● Work instructions:
Taking the data below line by line, count those that include the word "label" and report the number alone.

● Source data:
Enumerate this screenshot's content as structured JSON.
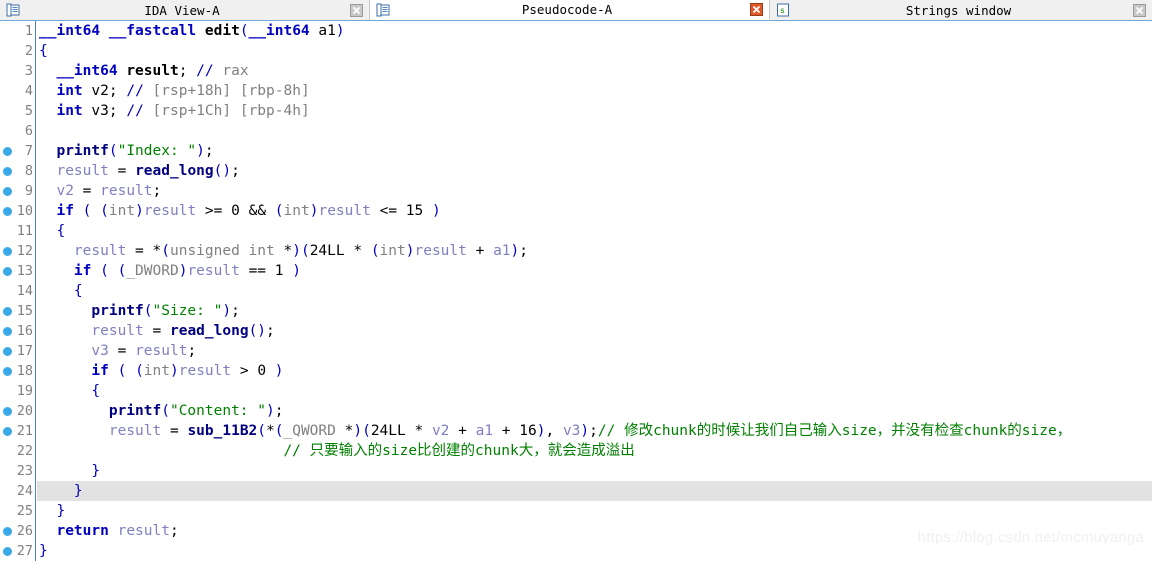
{
  "window": {
    "app": "IDA Pro",
    "watermark": "https://blog.csdn.net/mcmuyanga"
  },
  "tabs": [
    {
      "label": "IDA View-A",
      "icon": "document-blue-icon",
      "close_icon": "close-gray-icon",
      "active": false
    },
    {
      "label": "Pseudocode-A",
      "icon": "document-blue-icon",
      "close_icon": "close-red-icon",
      "active": true
    },
    {
      "label": "Strings window",
      "icon": "strings-green-icon",
      "close_icon": "close-gray-icon",
      "active": false
    }
  ],
  "editor": {
    "highlighted_line": 24,
    "marker_lines": [
      7,
      8,
      9,
      10,
      12,
      13,
      15,
      16,
      17,
      18,
      20,
      21,
      26,
      27
    ],
    "lines": [
      {
        "n": "1",
        "tokens": [
          {
            "t": "__int64",
            "c": "typ"
          },
          {
            "t": " ",
            "c": "plain"
          },
          {
            "t": "__fastcall",
            "c": "typ"
          },
          {
            "t": " ",
            "c": "plain"
          },
          {
            "t": "edit",
            "c": "fndef"
          },
          {
            "t": "(",
            "c": "punc"
          },
          {
            "t": "__int64",
            "c": "typ"
          },
          {
            "t": " ",
            "c": "plain"
          },
          {
            "t": "a1",
            "c": "plain"
          },
          {
            "t": ")",
            "c": "punc"
          }
        ]
      },
      {
        "n": "2",
        "tokens": [
          {
            "t": "{",
            "c": "punc"
          }
        ]
      },
      {
        "n": "3",
        "tokens": [
          {
            "t": "  ",
            "c": "plain"
          },
          {
            "t": "__int64",
            "c": "typ"
          },
          {
            "t": " ",
            "c": "plain"
          },
          {
            "t": "result",
            "c": "fndef"
          },
          {
            "t": ";",
            "c": "op"
          },
          {
            "t": " ",
            "c": "plain"
          },
          {
            "t": "//",
            "c": "punc"
          },
          {
            "t": " rax",
            "c": "cmt"
          }
        ]
      },
      {
        "n": "4",
        "tokens": [
          {
            "t": "  ",
            "c": "plain"
          },
          {
            "t": "int",
            "c": "typ"
          },
          {
            "t": " ",
            "c": "plain"
          },
          {
            "t": "v2",
            "c": "plain"
          },
          {
            "t": ";",
            "c": "op"
          },
          {
            "t": " ",
            "c": "plain"
          },
          {
            "t": "//",
            "c": "punc"
          },
          {
            "t": " [rsp+18h] [rbp-8h]",
            "c": "cmt"
          }
        ]
      },
      {
        "n": "5",
        "tokens": [
          {
            "t": "  ",
            "c": "plain"
          },
          {
            "t": "int",
            "c": "typ"
          },
          {
            "t": " ",
            "c": "plain"
          },
          {
            "t": "v3",
            "c": "plain"
          },
          {
            "t": ";",
            "c": "op"
          },
          {
            "t": " ",
            "c": "plain"
          },
          {
            "t": "//",
            "c": "punc"
          },
          {
            "t": " [rsp+1Ch] [rbp-4h]",
            "c": "cmt"
          }
        ]
      },
      {
        "n": "6",
        "tokens": []
      },
      {
        "n": "7",
        "tokens": [
          {
            "t": "  ",
            "c": "plain"
          },
          {
            "t": "printf",
            "c": "fn"
          },
          {
            "t": "(",
            "c": "punc"
          },
          {
            "t": "\"Index: \"",
            "c": "str"
          },
          {
            "t": ")",
            "c": "punc"
          },
          {
            "t": ";",
            "c": "op"
          }
        ]
      },
      {
        "n": "8",
        "tokens": [
          {
            "t": "  ",
            "c": "plain"
          },
          {
            "t": "result",
            "c": "var"
          },
          {
            "t": " = ",
            "c": "op"
          },
          {
            "t": "read_long",
            "c": "fn"
          },
          {
            "t": "(",
            "c": "punc"
          },
          {
            "t": ")",
            "c": "punc"
          },
          {
            "t": ";",
            "c": "op"
          }
        ]
      },
      {
        "n": "9",
        "tokens": [
          {
            "t": "  ",
            "c": "plain"
          },
          {
            "t": "v2",
            "c": "var"
          },
          {
            "t": " = ",
            "c": "op"
          },
          {
            "t": "result",
            "c": "var"
          },
          {
            "t": ";",
            "c": "op"
          }
        ]
      },
      {
        "n": "10",
        "tokens": [
          {
            "t": "  ",
            "c": "plain"
          },
          {
            "t": "if",
            "c": "k"
          },
          {
            "t": " ",
            "c": "plain"
          },
          {
            "t": "(",
            "c": "punc"
          },
          {
            "t": " ",
            "c": "plain"
          },
          {
            "t": "(",
            "c": "punc"
          },
          {
            "t": "int",
            "c": "cast"
          },
          {
            "t": ")",
            "c": "punc"
          },
          {
            "t": "result",
            "c": "var"
          },
          {
            "t": " >= ",
            "c": "op"
          },
          {
            "t": "0",
            "c": "num"
          },
          {
            "t": " ",
            "c": "plain"
          },
          {
            "t": "&&",
            "c": "op"
          },
          {
            "t": " ",
            "c": "plain"
          },
          {
            "t": "(",
            "c": "punc"
          },
          {
            "t": "int",
            "c": "cast"
          },
          {
            "t": ")",
            "c": "punc"
          },
          {
            "t": "result",
            "c": "var"
          },
          {
            "t": " <= ",
            "c": "op"
          },
          {
            "t": "15",
            "c": "num"
          },
          {
            "t": " ",
            "c": "plain"
          },
          {
            "t": ")",
            "c": "punc"
          }
        ]
      },
      {
        "n": "11",
        "tokens": [
          {
            "t": "  ",
            "c": "plain"
          },
          {
            "t": "{",
            "c": "punc"
          }
        ]
      },
      {
        "n": "12",
        "tokens": [
          {
            "t": "    ",
            "c": "plain"
          },
          {
            "t": "result",
            "c": "var"
          },
          {
            "t": " = ",
            "c": "op"
          },
          {
            "t": "*",
            "c": "op"
          },
          {
            "t": "(",
            "c": "punc"
          },
          {
            "t": "unsigned int",
            "c": "cast"
          },
          {
            "t": " ",
            "c": "plain"
          },
          {
            "t": "*",
            "c": "op"
          },
          {
            "t": ")",
            "c": "punc"
          },
          {
            "t": "(",
            "c": "punc"
          },
          {
            "t": "24LL",
            "c": "num"
          },
          {
            "t": " * ",
            "c": "op"
          },
          {
            "t": "(",
            "c": "punc"
          },
          {
            "t": "int",
            "c": "cast"
          },
          {
            "t": ")",
            "c": "punc"
          },
          {
            "t": "result",
            "c": "var"
          },
          {
            "t": " + ",
            "c": "op"
          },
          {
            "t": "a1",
            "c": "arg"
          },
          {
            "t": ")",
            "c": "punc"
          },
          {
            "t": ";",
            "c": "op"
          }
        ]
      },
      {
        "n": "13",
        "tokens": [
          {
            "t": "    ",
            "c": "plain"
          },
          {
            "t": "if",
            "c": "k"
          },
          {
            "t": " ",
            "c": "plain"
          },
          {
            "t": "(",
            "c": "punc"
          },
          {
            "t": " ",
            "c": "plain"
          },
          {
            "t": "(",
            "c": "punc"
          },
          {
            "t": "_DWORD",
            "c": "cast"
          },
          {
            "t": ")",
            "c": "punc"
          },
          {
            "t": "result",
            "c": "var"
          },
          {
            "t": " == ",
            "c": "op"
          },
          {
            "t": "1",
            "c": "num"
          },
          {
            "t": " ",
            "c": "plain"
          },
          {
            "t": ")",
            "c": "punc"
          }
        ]
      },
      {
        "n": "14",
        "tokens": [
          {
            "t": "    ",
            "c": "plain"
          },
          {
            "t": "{",
            "c": "punc"
          }
        ]
      },
      {
        "n": "15",
        "tokens": [
          {
            "t": "      ",
            "c": "plain"
          },
          {
            "t": "printf",
            "c": "fn"
          },
          {
            "t": "(",
            "c": "punc"
          },
          {
            "t": "\"Size: \"",
            "c": "str"
          },
          {
            "t": ")",
            "c": "punc"
          },
          {
            "t": ";",
            "c": "op"
          }
        ]
      },
      {
        "n": "16",
        "tokens": [
          {
            "t": "      ",
            "c": "plain"
          },
          {
            "t": "result",
            "c": "var"
          },
          {
            "t": " = ",
            "c": "op"
          },
          {
            "t": "read_long",
            "c": "fn"
          },
          {
            "t": "(",
            "c": "punc"
          },
          {
            "t": ")",
            "c": "punc"
          },
          {
            "t": ";",
            "c": "op"
          }
        ]
      },
      {
        "n": "17",
        "tokens": [
          {
            "t": "      ",
            "c": "plain"
          },
          {
            "t": "v3",
            "c": "var"
          },
          {
            "t": " = ",
            "c": "op"
          },
          {
            "t": "result",
            "c": "var"
          },
          {
            "t": ";",
            "c": "op"
          }
        ]
      },
      {
        "n": "18",
        "tokens": [
          {
            "t": "      ",
            "c": "plain"
          },
          {
            "t": "if",
            "c": "k"
          },
          {
            "t": " ",
            "c": "plain"
          },
          {
            "t": "(",
            "c": "punc"
          },
          {
            "t": " ",
            "c": "plain"
          },
          {
            "t": "(",
            "c": "punc"
          },
          {
            "t": "int",
            "c": "cast"
          },
          {
            "t": ")",
            "c": "punc"
          },
          {
            "t": "result",
            "c": "var"
          },
          {
            "t": " > ",
            "c": "op"
          },
          {
            "t": "0",
            "c": "num"
          },
          {
            "t": " ",
            "c": "plain"
          },
          {
            "t": ")",
            "c": "punc"
          }
        ]
      },
      {
        "n": "19",
        "tokens": [
          {
            "t": "      ",
            "c": "plain"
          },
          {
            "t": "{",
            "c": "punc"
          }
        ]
      },
      {
        "n": "20",
        "tokens": [
          {
            "t": "        ",
            "c": "plain"
          },
          {
            "t": "printf",
            "c": "fn"
          },
          {
            "t": "(",
            "c": "punc"
          },
          {
            "t": "\"Content: \"",
            "c": "str"
          },
          {
            "t": ")",
            "c": "punc"
          },
          {
            "t": ";",
            "c": "op"
          }
        ]
      },
      {
        "n": "21",
        "tokens": [
          {
            "t": "        ",
            "c": "plain"
          },
          {
            "t": "result",
            "c": "var"
          },
          {
            "t": " = ",
            "c": "op"
          },
          {
            "t": "sub_11B2",
            "c": "fn"
          },
          {
            "t": "(",
            "c": "punc"
          },
          {
            "t": "*",
            "c": "op"
          },
          {
            "t": "(",
            "c": "punc"
          },
          {
            "t": "_QWORD",
            "c": "cast"
          },
          {
            "t": " ",
            "c": "plain"
          },
          {
            "t": "*",
            "c": "op"
          },
          {
            "t": ")",
            "c": "punc"
          },
          {
            "t": "(",
            "c": "punc"
          },
          {
            "t": "24LL",
            "c": "num"
          },
          {
            "t": " * ",
            "c": "op"
          },
          {
            "t": "v2",
            "c": "var"
          },
          {
            "t": " + ",
            "c": "op"
          },
          {
            "t": "a1",
            "c": "arg"
          },
          {
            "t": " + ",
            "c": "op"
          },
          {
            "t": "16",
            "c": "num"
          },
          {
            "t": ")",
            "c": "punc"
          },
          {
            "t": ", ",
            "c": "op"
          },
          {
            "t": "v3",
            "c": "var"
          },
          {
            "t": ")",
            "c": "punc"
          },
          {
            "t": ";",
            "c": "op"
          },
          {
            "t": "//",
            "c": "cmtg"
          },
          {
            "t": " 修改chunk的时候让我们自己输入size，并没有检查chunk的size，",
            "c": "cmtg"
          }
        ]
      },
      {
        "n": "22",
        "tokens": [
          {
            "t": "                            ",
            "c": "plain"
          },
          {
            "t": "//",
            "c": "cmtg"
          },
          {
            "t": " 只要输入的size比创建的chunk大，就会造成溢出",
            "c": "cmtg"
          }
        ]
      },
      {
        "n": "23",
        "tokens": [
          {
            "t": "      ",
            "c": "plain"
          },
          {
            "t": "}",
            "c": "punc"
          }
        ]
      },
      {
        "n": "24",
        "tokens": [
          {
            "t": "    ",
            "c": "plain"
          },
          {
            "t": "}",
            "c": "punc"
          }
        ]
      },
      {
        "n": "25",
        "tokens": [
          {
            "t": "  ",
            "c": "plain"
          },
          {
            "t": "}",
            "c": "punc"
          }
        ]
      },
      {
        "n": "26",
        "tokens": [
          {
            "t": "  ",
            "c": "plain"
          },
          {
            "t": "return",
            "c": "k"
          },
          {
            "t": " ",
            "c": "plain"
          },
          {
            "t": "result",
            "c": "var"
          },
          {
            "t": ";",
            "c": "op"
          }
        ]
      },
      {
        "n": "27",
        "tokens": [
          {
            "t": "}",
            "c": "punc"
          }
        ]
      }
    ]
  }
}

● Exercise answer:
3